If Trump’s hope was to hold on to some political good will after his Tuesday night address to the joint session of Congress, Wednesday night’s revelation could very well put that in danger.
It smacks of the same uncomfortable situation that eventually brought then-national security adviser Michael Flynn down.
Flynn was forced to resign from his new position after it was revealed that he lied to Vice President Pence about conversations he had with Russian Ambassador Sergey Kislyak.
Attorney General Jeff Sessions spoke with Russian Ambassador Sergey Kislyak on two occasions during the presidential election last year despite testifying before the Senate that he had not had any contact with Russian officials during the campaign.
The former Alabama senator and then-foreign policy adviser to Trump first talked with Kislyak in July following an event at the Heritage Foundation in Washington, D.C. A small group of ambassadors had approached Sessions after the event and Kislyak spoke individually with Sessions at that time. Then in September, Kislyak met Sessions at his office on Capitol Hill.
Is this on the same level as Flynn lying to the Vice President and allowing him to go on national television with false information?
Well, it is certainly troubling, and likely, against the law.
Richard Painter, the former White House ethics lawyer for President George W. Bush (from 2005 to 2007) certainly feels it can cause a bit of a legal quandary for Sessions.
Misleading the Senate in sworn testimony about one own contacts with the Russians is a good way to go to jail https://t.co/qH0s6sTMJ9
— Richard W. Painter (@RWPUSA) March 2, 2017
Adding to this is the ongoing drama of the 2016 election hack of Democrat emails. Many still believe the Russians are behind the hacks and the ensuing leaks to the media, with the goal being to bring down Hillary Clinton.
During his confirmation, Sessions told his former colleagues, “I have been called a surrogate at a time or two in that campaign and I did not have communications with the Russians.”
Justice officials added that Sessions did not believe his conversations with Kislyak were relevant to the committee because he met about senatorial issues, not campaign ones.
And there are some who would say that during his confirmation hearing, the attending senators should have been given the option of deciding how relevant the information was.
Now we wait to see Trump’s reaction.

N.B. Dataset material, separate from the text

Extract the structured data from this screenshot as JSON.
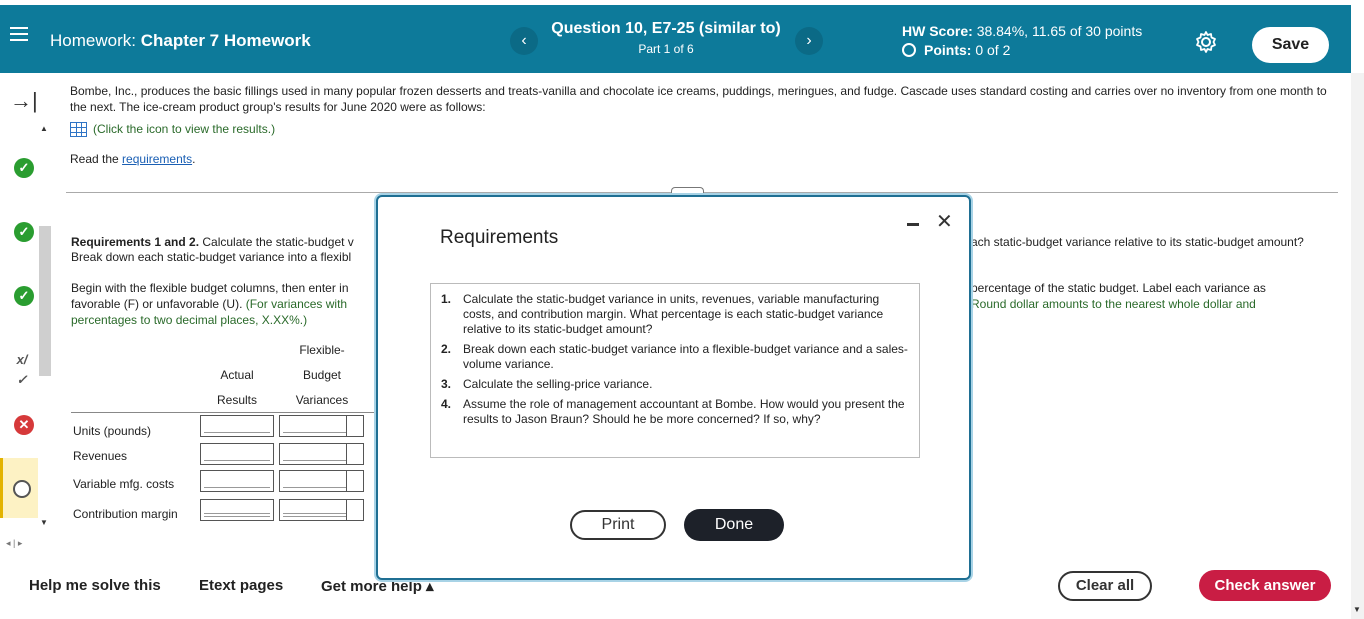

It has been a tumultuous start to his presidency, with the bulk of the troubles originating from inside the administration.
With the shadow of the Kremlin close at his back, President Trump needs to deal with this now, and the world will be watching to see if his newfound presidential swagger from Tuesday night was a fluke, or has he really gotten the feel for the job?